It’s quite difficult to get an exact idea of how many injuries or car crashes are caused by mobile phone use, as many less serious incidents aren’t reported to the police and plenty won’t actually admit to using their phone and driving at the same time.
The law when it comes to texting and driving
Although you can use your phone when your vehicle is parked in a safe spot with the engine off, you’re also allowed to use it to ring 999 and report an emergency if there is definitely no way of safely stopping. These are the only circumstances when you can use a mobile phone in your car.
You may feel tempted to check your texts if you have stopped at a traffic light, or to let your boss know you’re late when stuck in traffic, but if caught, this could land you in serious trouble.
What if you’re caught using your mobile and driving?
The law is crystal clear when it comes to texting and driving, there are no exceptions.
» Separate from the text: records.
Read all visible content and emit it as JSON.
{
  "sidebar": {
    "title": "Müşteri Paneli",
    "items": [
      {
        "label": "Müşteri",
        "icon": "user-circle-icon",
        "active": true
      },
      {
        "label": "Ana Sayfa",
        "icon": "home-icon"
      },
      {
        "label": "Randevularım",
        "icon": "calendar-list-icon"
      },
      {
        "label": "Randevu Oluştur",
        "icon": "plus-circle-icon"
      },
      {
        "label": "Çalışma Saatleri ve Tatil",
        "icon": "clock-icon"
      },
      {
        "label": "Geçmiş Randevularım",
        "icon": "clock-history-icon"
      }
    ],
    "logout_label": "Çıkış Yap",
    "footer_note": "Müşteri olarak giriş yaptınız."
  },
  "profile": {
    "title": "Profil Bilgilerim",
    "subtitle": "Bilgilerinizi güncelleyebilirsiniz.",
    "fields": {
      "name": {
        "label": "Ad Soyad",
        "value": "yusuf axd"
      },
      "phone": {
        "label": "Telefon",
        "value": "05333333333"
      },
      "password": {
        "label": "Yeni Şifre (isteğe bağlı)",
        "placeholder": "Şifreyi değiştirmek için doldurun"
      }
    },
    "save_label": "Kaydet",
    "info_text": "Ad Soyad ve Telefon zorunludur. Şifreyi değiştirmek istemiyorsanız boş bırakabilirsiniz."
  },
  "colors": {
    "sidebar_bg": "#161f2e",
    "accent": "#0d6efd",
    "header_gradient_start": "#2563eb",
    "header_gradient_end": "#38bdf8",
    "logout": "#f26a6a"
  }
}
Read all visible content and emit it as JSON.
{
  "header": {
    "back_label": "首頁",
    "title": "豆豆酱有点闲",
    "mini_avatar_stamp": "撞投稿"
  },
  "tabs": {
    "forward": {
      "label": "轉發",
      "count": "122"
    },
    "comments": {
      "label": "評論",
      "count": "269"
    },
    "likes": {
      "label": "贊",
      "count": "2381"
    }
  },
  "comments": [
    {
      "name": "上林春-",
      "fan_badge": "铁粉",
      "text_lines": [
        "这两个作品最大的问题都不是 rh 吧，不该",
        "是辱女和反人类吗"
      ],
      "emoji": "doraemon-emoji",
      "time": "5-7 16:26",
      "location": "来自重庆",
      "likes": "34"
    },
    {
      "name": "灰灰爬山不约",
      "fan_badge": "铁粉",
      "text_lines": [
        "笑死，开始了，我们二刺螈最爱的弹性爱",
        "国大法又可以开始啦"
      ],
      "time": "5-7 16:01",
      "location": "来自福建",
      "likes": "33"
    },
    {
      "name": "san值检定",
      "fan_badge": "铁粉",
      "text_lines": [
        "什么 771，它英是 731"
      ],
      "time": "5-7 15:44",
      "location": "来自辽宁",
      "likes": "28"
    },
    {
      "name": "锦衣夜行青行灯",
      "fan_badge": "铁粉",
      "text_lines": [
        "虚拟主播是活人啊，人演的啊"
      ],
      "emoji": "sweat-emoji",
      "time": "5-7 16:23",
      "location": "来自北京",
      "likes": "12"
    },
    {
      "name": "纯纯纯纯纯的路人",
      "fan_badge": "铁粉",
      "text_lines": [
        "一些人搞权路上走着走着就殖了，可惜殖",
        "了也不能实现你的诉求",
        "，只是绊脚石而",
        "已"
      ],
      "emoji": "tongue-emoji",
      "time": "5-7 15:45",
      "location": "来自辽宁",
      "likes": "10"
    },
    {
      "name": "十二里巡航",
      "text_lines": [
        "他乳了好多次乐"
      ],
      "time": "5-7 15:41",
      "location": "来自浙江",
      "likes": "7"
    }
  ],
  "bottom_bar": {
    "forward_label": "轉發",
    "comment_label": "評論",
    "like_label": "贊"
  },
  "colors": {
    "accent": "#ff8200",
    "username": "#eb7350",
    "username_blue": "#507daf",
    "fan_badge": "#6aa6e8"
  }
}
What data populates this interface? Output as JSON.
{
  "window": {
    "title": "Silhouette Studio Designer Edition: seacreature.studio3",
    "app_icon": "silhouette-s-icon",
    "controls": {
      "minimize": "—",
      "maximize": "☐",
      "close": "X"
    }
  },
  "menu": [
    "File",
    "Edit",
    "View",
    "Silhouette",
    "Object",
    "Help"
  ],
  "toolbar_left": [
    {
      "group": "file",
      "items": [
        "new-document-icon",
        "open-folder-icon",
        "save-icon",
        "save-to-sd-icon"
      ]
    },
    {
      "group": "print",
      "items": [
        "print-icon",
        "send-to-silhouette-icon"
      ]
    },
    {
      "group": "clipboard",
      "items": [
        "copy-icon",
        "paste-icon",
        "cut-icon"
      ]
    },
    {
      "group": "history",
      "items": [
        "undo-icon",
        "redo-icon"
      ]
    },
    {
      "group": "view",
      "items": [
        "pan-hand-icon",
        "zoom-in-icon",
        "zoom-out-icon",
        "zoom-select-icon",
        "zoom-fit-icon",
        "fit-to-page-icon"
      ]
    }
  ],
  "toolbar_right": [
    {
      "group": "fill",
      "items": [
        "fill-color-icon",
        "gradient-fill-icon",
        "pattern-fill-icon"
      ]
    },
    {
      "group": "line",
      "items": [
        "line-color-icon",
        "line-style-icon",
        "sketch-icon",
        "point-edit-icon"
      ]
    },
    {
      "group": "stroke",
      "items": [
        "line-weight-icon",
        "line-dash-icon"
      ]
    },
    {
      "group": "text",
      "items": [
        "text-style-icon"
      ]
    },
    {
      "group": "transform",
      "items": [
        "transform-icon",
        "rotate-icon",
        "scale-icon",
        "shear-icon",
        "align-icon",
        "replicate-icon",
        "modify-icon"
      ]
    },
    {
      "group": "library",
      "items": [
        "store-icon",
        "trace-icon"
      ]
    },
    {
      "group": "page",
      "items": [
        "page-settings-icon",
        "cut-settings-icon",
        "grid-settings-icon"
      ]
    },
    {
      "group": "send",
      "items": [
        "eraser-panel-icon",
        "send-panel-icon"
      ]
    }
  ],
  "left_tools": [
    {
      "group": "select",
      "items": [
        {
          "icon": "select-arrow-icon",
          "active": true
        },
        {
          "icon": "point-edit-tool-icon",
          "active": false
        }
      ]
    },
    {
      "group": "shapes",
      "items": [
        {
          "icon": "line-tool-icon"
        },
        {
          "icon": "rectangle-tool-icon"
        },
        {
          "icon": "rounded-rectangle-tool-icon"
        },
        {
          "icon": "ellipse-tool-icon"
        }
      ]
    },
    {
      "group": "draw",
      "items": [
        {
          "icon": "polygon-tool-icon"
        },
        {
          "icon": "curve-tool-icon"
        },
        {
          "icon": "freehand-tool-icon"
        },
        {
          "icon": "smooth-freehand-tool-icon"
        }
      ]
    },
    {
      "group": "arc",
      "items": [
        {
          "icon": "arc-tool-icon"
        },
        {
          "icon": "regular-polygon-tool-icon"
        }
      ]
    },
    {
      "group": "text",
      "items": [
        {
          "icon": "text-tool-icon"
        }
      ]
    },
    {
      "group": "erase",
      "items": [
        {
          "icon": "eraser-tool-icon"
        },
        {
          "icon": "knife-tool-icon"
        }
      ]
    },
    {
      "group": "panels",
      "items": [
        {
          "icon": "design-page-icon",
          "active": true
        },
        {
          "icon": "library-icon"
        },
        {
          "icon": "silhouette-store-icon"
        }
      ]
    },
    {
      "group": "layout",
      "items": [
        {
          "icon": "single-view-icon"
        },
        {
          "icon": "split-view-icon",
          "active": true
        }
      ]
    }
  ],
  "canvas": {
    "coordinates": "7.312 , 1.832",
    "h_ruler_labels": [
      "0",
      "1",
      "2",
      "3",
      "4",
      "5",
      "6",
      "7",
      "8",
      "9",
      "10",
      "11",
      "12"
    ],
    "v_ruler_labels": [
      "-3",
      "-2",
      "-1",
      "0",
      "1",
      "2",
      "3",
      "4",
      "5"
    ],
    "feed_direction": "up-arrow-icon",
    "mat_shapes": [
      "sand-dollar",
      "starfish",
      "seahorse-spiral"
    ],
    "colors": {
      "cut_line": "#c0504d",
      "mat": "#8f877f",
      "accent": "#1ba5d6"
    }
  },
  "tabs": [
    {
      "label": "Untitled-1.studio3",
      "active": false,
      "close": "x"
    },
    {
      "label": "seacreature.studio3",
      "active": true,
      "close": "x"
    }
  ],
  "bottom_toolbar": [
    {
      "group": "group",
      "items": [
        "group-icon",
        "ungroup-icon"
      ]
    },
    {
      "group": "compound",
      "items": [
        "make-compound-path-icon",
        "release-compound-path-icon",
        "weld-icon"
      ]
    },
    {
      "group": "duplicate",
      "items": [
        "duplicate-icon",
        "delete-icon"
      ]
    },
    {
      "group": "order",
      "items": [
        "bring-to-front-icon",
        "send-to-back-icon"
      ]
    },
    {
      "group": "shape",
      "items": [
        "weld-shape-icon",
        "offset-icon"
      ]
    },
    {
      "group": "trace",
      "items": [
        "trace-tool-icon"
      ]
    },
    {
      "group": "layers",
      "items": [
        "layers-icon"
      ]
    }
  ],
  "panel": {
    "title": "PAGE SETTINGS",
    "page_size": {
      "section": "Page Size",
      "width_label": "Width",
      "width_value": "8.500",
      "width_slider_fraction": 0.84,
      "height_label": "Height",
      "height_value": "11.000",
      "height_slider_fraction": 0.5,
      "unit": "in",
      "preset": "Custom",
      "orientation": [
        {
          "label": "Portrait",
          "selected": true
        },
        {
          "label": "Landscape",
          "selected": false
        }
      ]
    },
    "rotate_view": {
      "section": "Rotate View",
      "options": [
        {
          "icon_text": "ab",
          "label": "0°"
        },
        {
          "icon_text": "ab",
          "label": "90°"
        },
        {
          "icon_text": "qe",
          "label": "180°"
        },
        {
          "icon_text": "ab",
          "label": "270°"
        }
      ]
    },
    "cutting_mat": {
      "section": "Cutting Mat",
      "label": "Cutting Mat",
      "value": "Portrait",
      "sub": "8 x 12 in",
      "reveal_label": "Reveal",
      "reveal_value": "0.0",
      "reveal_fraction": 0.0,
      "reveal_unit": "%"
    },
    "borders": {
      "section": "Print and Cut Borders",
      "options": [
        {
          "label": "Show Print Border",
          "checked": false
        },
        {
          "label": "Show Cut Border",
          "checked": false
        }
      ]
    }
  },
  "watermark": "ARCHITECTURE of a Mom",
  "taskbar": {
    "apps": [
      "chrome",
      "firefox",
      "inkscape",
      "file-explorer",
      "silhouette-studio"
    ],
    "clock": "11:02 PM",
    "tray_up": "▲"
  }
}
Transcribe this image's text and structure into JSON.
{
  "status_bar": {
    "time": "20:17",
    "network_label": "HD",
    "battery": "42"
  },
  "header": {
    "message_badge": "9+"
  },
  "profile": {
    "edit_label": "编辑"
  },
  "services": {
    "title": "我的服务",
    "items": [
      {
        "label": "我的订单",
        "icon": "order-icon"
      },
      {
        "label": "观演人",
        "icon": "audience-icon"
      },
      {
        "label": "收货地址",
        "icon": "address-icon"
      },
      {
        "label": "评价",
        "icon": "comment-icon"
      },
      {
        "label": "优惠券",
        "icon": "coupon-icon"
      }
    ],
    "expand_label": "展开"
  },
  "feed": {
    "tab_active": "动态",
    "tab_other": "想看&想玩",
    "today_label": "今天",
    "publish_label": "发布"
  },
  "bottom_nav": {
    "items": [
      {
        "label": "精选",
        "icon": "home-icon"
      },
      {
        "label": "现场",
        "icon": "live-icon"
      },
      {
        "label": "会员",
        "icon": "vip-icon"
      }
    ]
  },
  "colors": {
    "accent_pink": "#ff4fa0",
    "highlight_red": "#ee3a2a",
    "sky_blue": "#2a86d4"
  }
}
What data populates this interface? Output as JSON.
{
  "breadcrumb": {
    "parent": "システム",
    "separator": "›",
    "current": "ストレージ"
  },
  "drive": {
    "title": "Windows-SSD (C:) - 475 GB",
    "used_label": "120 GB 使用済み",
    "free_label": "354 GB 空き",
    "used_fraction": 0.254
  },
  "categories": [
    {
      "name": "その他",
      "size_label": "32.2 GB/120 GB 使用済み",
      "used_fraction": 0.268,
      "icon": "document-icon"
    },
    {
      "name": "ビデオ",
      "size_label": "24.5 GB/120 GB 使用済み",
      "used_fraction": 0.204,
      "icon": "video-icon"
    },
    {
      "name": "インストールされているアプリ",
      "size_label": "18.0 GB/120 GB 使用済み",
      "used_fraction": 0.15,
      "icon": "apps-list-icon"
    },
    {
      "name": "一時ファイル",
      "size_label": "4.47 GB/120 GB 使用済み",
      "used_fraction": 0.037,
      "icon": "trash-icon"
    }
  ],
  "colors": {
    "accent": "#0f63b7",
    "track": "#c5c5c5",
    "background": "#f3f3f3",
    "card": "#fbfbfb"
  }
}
As a minimum you will face:
- A £200 fine
- 6 points on your licence
If you’re new to driving and have held your licence for less than two years, then it’s very likely that you will also receive a driving ban. If you try to fight the penalty in court you could receive a longer driving ban and fine of up to £1000.
CU80 Driving Convictions
Driving whilst operating a hand-held device (mobile phone) has a classification all of its own: CU80. If you are caught using a mobile phone whilst driving, not only can you be prosecuted for a CU80 offence, but in addition the police on the scene could also charge you for driving without due care and attention, dangerous driving and not having correct control over a vehicle, all carry serious consequences.
How could you be caught driving and texting?
There are a few ways that you could be caught driving and texting, including:
- Police spotting you on the roads
- Other drivers reporting you
- Roadside cameras
- After an accident
- Periodical crackdowns
Just like drink-driving campaigns around Christmas, there are times throughout the year when the police do a big drive in order to dissuade people from using their phones at the wheel. Despite these campaigns running and firmer punishments being implemented, one campaign in 2017 saw more than 200 drivers per day caught.
So, next time you want to check your phone at the wheel stop and think. Not only could you cause serious injury to yourself and others, but you could also be facing some pretty serious legal consequences too.